● **The task**
Copy the records exactly, leaving out every picture.

● **Listed records**
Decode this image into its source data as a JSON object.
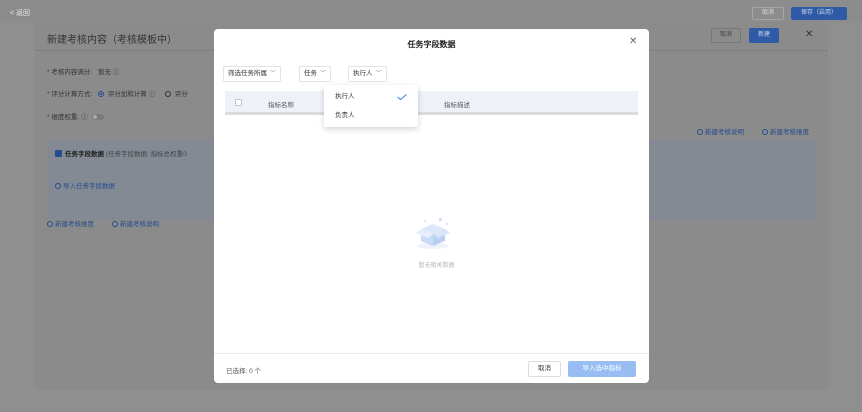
{
  "topbar": {
    "back_label": "< 返回",
    "cancel_label": "取消",
    "save_label": "保存（启用）"
  },
  "panel": {
    "title": "新建考核内容（考核模板中）",
    "cancel_label": "取消",
    "new_label": "新建",
    "close_glyph": "✕",
    "full_score_label": "考核内容满分:",
    "full_score_value": "暂无",
    "calc_method_label": "评分计算方式:",
    "calc_method_option1": "评分加和计算",
    "calc_method_option2": "评分",
    "dimension_weight_label": "维度权重:",
    "card_title": "任务字段数据",
    "card_subtitle": "(任务字段数据: 指标总权重0",
    "import_link": "导入任务字段数据",
    "add_dimension_link": "新建考核维度",
    "add_desc_link": "新建考核说明",
    "right_link_desc": "新建考核说明",
    "right_link_dim": "新建考核维度"
  },
  "modal": {
    "title": "任务字段数据",
    "close_glyph": "✕",
    "filter_owner": "筛选任务所属",
    "filter_task": "任务",
    "filter_person": "执行人",
    "col_name": "指标名称",
    "col_desc": "指标描述",
    "empty_text": "暂无相关数据",
    "selected_text": "已选择: 0 个",
    "cancel_label": "取消",
    "import_label": "导入选中指标"
  },
  "dropdown": {
    "options": [
      "执行人",
      "负责人"
    ],
    "selected": "执行人"
  },
  "colors": {
    "primary": "#2f5aa6",
    "import_disabled": "#97bdf2",
    "check": "#3a7ee8"
  }
}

● **Output of the exercise**
Decode this image into its source data as a JSON object.
{
  "topbar": {
    "back_label": "< 返回",
    "cancel_label": "取消",
    "save_label": "保存（启用）"
  },
  "panel": {
    "title": "新建考核内容（考核模板中）",
    "cancel_label": "取消",
    "new_label": "新建",
    "close_glyph": "✕",
    "full_score_label": "考核内容满分:",
    "full_score_value": "暂无",
    "calc_method_label": "评分计算方式:",
    "calc_method_option1": "评分加和计算",
    "calc_method_option2": "评分",
    "dimension_weight_label": "维度权重:",
    "card_title": "任务字段数据",
    "card_subtitle": "(任务字段数据: 指标总权重0",
    "import_link": "导入任务字段数据",
    "add_dimension_link": "新建考核维度",
    "add_desc_link": "新建考核说明",
    "right_link_desc": "新建考核说明",
    "right_link_dim": "新建考核维度"
  },
  "modal": {
    "title": "任务字段数据",
    "close_glyph": "✕",
    "filter_owner": "筛选任务所属",
    "filter_task": "任务",
    "filter_person": "执行人",
    "col_name": "指标名称",
    "col_desc": "指标描述",
    "empty_text": "暂无相关数据",
    "selected_text": "已选择: 0 个",
    "cancel_label": "取消",
    "import_label": "导入选中指标"
  },
  "dropdown": {
    "options": [
      "执行人",
      "负责人"
    ],
    "selected": "执行人"
  },
  "colors": {
    "primary": "#2f5aa6",
    "import_disabled": "#97bdf2",
    "check": "#3a7ee8"
  }
}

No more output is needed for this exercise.